In New York, property is divided equitably when a couple divorces. This can result in an equal property division, but it doesn't always. An equitable property division is one that is fair, considering what each spouse contributed to the marriage and what each spouse will need to move forward.
This article answers some common questions about New York's equitable distribution system. For more information, see the article New York Divorce: Dividing Property. For all of our articles on divorce in New York, see our New York Family and Divorce Law page.
Equitable distribution is a method for dividing a married couple's property when they divorce. Prior to the adoption of equitable distribution in New York, New York was a "common law property" state. Under that system, the property owned by either spouse was distributed at divorce according to the manner in which title was held. If only one spouse's name appeared on the title, that spouse received the property.
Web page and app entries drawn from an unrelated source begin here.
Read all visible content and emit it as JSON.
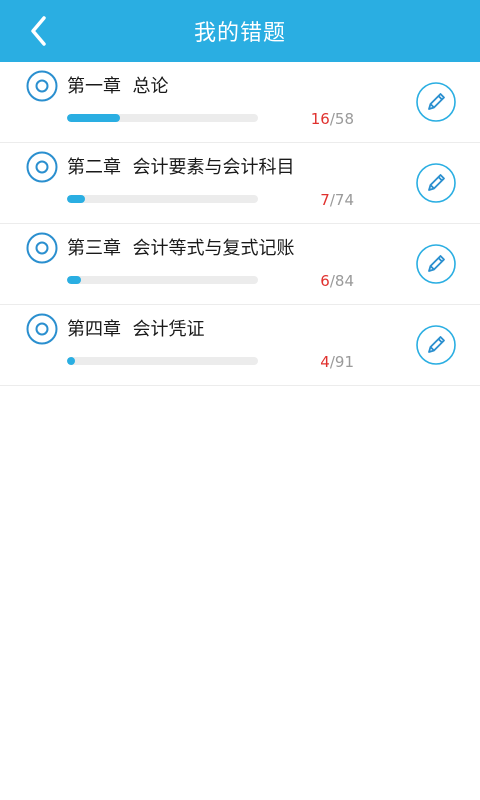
{
  "header": {
    "title": "我的错题",
    "back_icon": "chevron-left-icon",
    "color": "#2aaee2"
  },
  "chapters": [
    {
      "title": "第一章  总论",
      "done": "16",
      "total": "58",
      "progress": 0.276
    },
    {
      "title": "第二章  会计要素与会计科目",
      "done": "7",
      "total": "74",
      "progress": 0.095
    },
    {
      "title": "第三章  会计等式与复式记账",
      "done": "6",
      "total": "84",
      "progress": 0.071
    },
    {
      "title": "第四章  会计凭证",
      "done": "4",
      "total": "91",
      "progress": 0.044
    }
  ],
  "colors": {
    "accent": "#2aaee2",
    "done_count": "#e0312e",
    "total_count": "#9a9a9a"
  },
  "icons": {
    "chapter": "target-circle-icon",
    "edit": "pencil-icon"
  }
}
New York is now an equitable distribution state. When a couple divorces, the court must divide their marital property equitably, or fairly. This doesn't necessarily require an equal split of the couple's assets. Instead, the judge will strive for a fair outcome, considering:
Only marital property is divided by the court. Each spouse gets to keep his or her own separate property.
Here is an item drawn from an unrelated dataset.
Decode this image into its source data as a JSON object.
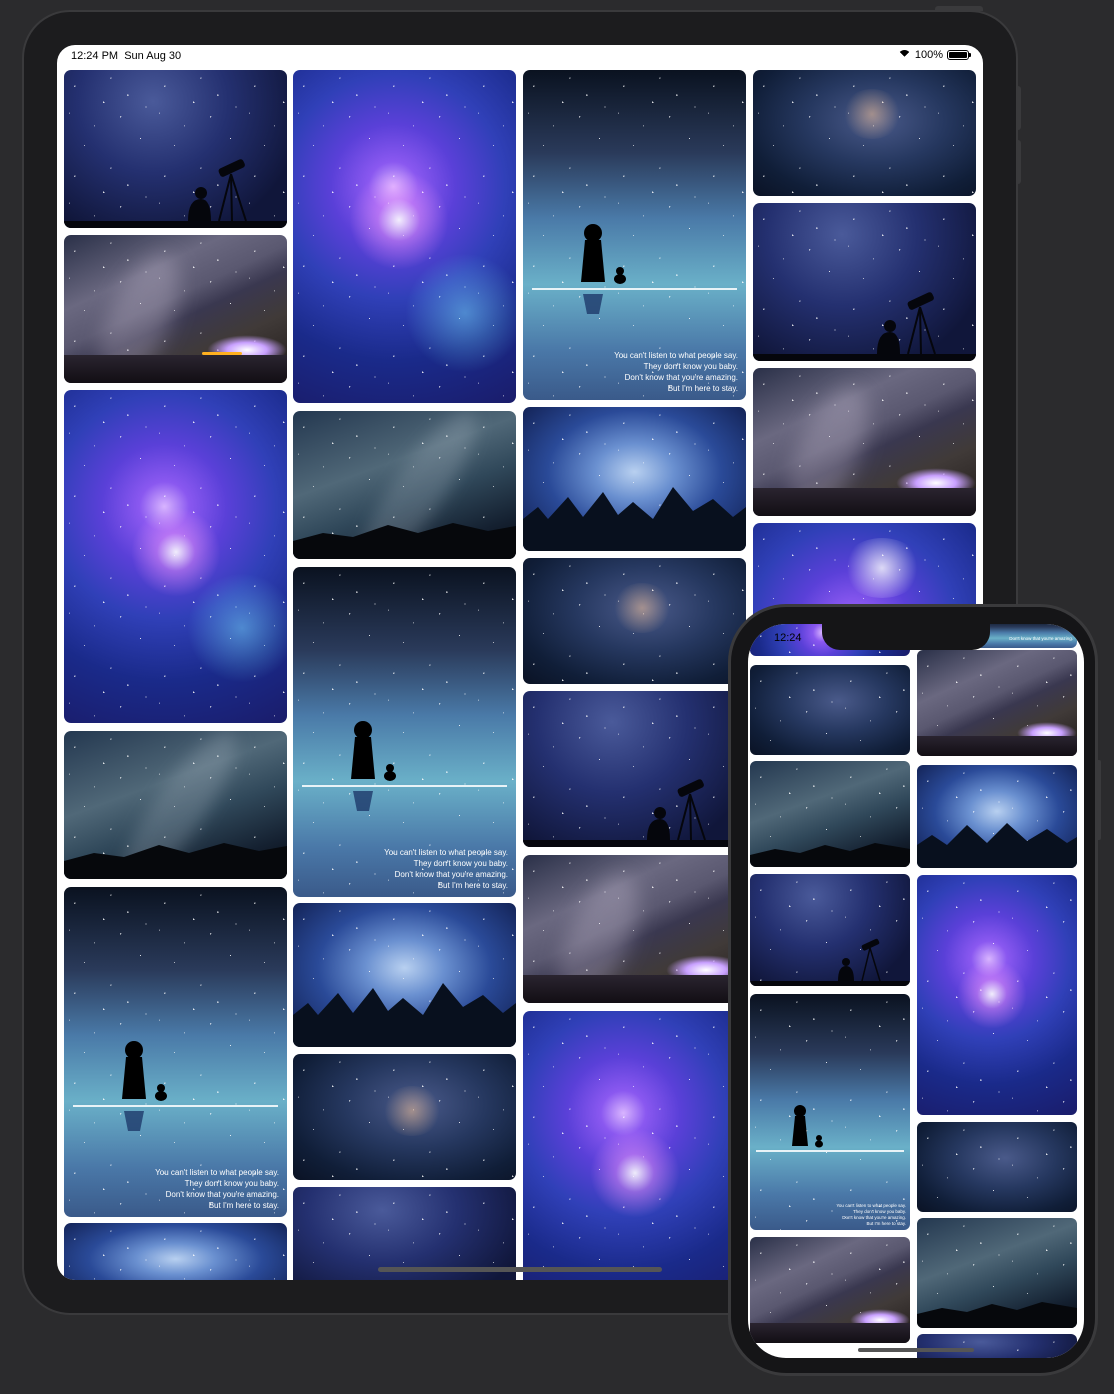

Marital property includes all property acquired by either or both parties during the marriage, regardless of the form in which title is held, subject to the exceptions below. Each spouse's income during marriage, the property purchased with that income, the property they purchased while married (such as a house or car), the retirement benefits each spouse earned during marriage, and the appreciation of all this property while the couple was married, is all considered marital property.
Separate property is not divided when a couple divorces. Instead, each spouse gets to keep his or her own separate property, except to the extent that the other spouse has contributed to its increase in value. Separate property includes:
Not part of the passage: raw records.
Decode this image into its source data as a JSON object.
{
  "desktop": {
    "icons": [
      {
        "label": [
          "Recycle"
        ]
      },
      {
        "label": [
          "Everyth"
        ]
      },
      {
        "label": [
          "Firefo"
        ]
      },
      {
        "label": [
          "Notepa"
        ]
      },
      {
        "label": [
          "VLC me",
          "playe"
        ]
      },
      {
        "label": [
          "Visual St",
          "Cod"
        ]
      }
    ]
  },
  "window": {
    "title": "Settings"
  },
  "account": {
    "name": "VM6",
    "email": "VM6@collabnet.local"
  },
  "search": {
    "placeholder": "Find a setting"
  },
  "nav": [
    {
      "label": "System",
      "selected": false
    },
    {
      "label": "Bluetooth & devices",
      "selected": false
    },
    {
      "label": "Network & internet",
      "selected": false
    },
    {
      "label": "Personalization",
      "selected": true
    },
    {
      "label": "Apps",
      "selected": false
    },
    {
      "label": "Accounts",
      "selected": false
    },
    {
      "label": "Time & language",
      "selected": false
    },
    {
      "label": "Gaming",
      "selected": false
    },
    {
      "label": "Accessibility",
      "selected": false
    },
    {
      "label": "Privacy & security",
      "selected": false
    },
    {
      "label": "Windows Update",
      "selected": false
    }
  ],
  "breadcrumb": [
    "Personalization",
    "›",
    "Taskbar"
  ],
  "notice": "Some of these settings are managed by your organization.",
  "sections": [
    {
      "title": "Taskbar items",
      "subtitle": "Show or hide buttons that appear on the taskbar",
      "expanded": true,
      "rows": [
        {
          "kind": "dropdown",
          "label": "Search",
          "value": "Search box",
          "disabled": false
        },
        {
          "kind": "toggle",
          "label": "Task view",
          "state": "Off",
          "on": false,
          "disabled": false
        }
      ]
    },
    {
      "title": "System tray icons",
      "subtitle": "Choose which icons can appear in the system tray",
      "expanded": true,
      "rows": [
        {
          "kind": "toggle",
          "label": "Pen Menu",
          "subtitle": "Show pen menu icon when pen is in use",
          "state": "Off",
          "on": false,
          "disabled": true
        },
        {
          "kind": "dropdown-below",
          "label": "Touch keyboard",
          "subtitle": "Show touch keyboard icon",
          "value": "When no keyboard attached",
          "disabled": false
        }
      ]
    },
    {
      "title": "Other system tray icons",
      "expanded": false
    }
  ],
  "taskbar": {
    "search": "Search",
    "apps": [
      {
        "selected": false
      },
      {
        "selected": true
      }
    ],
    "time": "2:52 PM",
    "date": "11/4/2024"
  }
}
Yes. Businesses, professional practices, and enhanced earning capacity attributable to the attainment of a career, or professional license, educational degree, profession or license is considered "property" subject to equitable distribution. However, as noted above, interests in a business or career may be difficult to divide, or it may be undesirable to do so. In this situation, the court will typically award the actual business or practice to the spouse who is running it, awarding the other spouse property to make up the difference.